Not that it means anything beyond bragging rights, but if you're fixated on the positions of domestic automakers on the annual Fortune 500 list, both General Motors and Ford are still on it but they've slipped a couple of notches. The list ranks American companies and they're ordered solely by revenue. GM, fifth last year, came in seventh, while Ford fell from ninth to tenth even though both companies saw small gains in annual revenue.
GM's $152.3 billion in revenue was less than a third of that of the first company on the list: Wal-Mart, which regained the title from Exxon Mobil. Berkshire Hathaway and Apple are the firms that moved GM down. Ford, displaced by energy company Valero, had $134.3 billion in revenue.
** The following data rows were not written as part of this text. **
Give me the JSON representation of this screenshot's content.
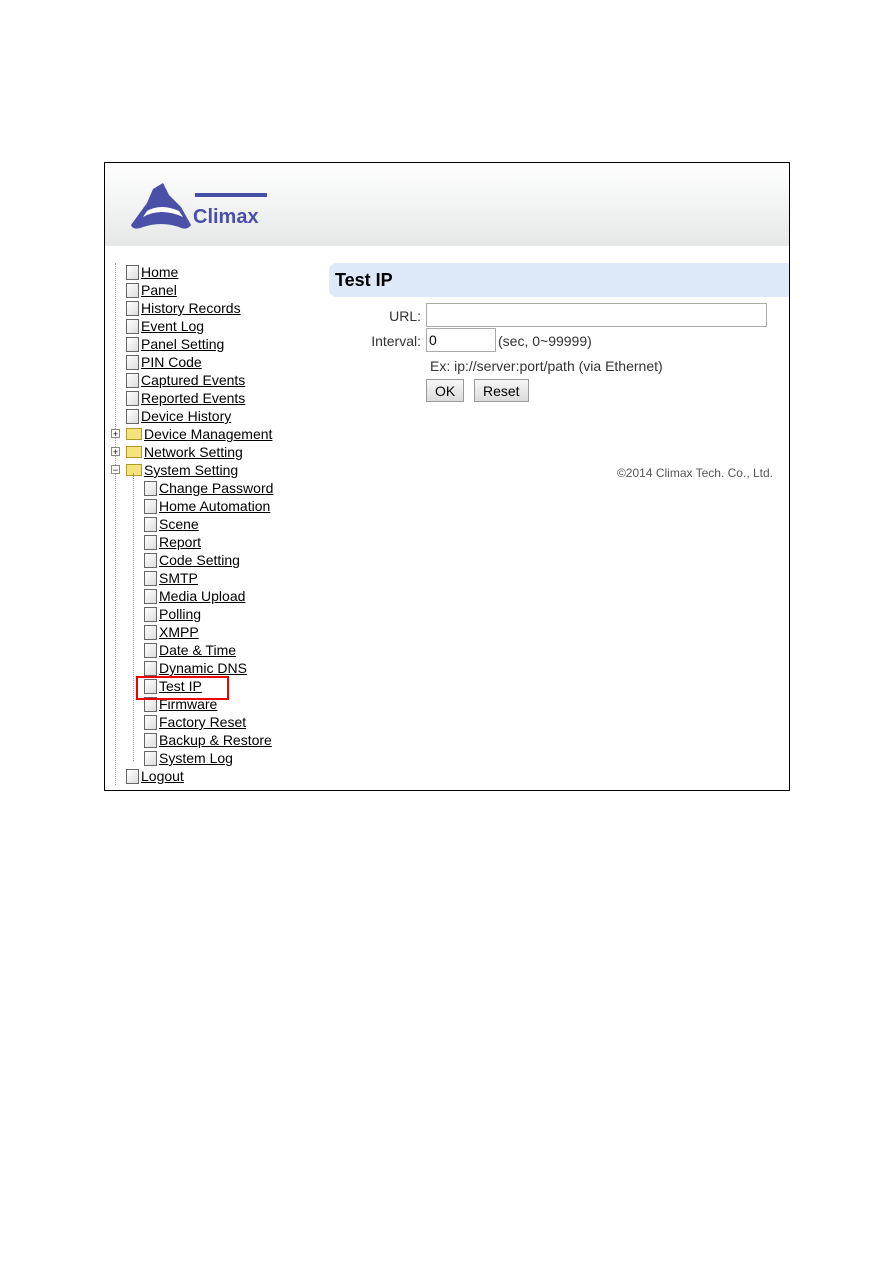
{
  "logo_text": "Climax",
  "nav": {
    "top": [
      {
        "label": "Home"
      },
      {
        "label": "Panel"
      },
      {
        "label": "History Records"
      },
      {
        "label": "Event Log"
      },
      {
        "label": "Panel Setting"
      },
      {
        "label": "PIN Code"
      },
      {
        "label": "Captured Events"
      },
      {
        "label": "Reported Events"
      },
      {
        "label": "Device History"
      }
    ],
    "folders": [
      {
        "label": "Device Management",
        "expanded": false
      },
      {
        "label": "Network Setting",
        "expanded": false
      },
      {
        "label": "System Setting",
        "expanded": true
      }
    ],
    "sub": [
      {
        "label": "Change Password"
      },
      {
        "label": "Home Automation"
      },
      {
        "label": "Scene"
      },
      {
        "label": "Report"
      },
      {
        "label": "Code Setting"
      },
      {
        "label": "SMTP"
      },
      {
        "label": "Media Upload"
      },
      {
        "label": "Polling"
      },
      {
        "label": "XMPP"
      },
      {
        "label": "Date & Time"
      },
      {
        "label": "Dynamic DNS"
      },
      {
        "label": "Test IP",
        "selected": true
      },
      {
        "label": "Firmware"
      },
      {
        "label": "Factory Reset"
      },
      {
        "label": "Backup & Restore"
      },
      {
        "label": "System Log"
      }
    ],
    "logout": "Logout"
  },
  "main": {
    "title": "Test IP",
    "url_label": "URL:",
    "url_value": "",
    "interval_label": "Interval:",
    "interval_value": "0",
    "interval_hint": "(sec, 0~99999)",
    "example": "Ex: ip://server:port/path (via Ethernet)",
    "ok": "OK",
    "reset": "Reset"
  },
  "footer": "©2014 Climax Tech. Co., Ltd.",
  "colors": {
    "logo": "#4a4fa8",
    "title_bg": "#dde8f8",
    "highlight": "#e00000"
  }
}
On a side note, profitability isn't a factor, but both GM and Ford were down in this year's list compared to last year's: GM declined from $9.2 billion to $6.2 billion, Ford fell from $20.2 billion to $5.6 billion. If profits were included, Exxon Mobil would probably still be king: although the energy company made almost $20 billion less in revenue than Wal-Mart's $469.2 billion, it posted $44.9 billion in profit compared to Wal-Mart's $17 billion.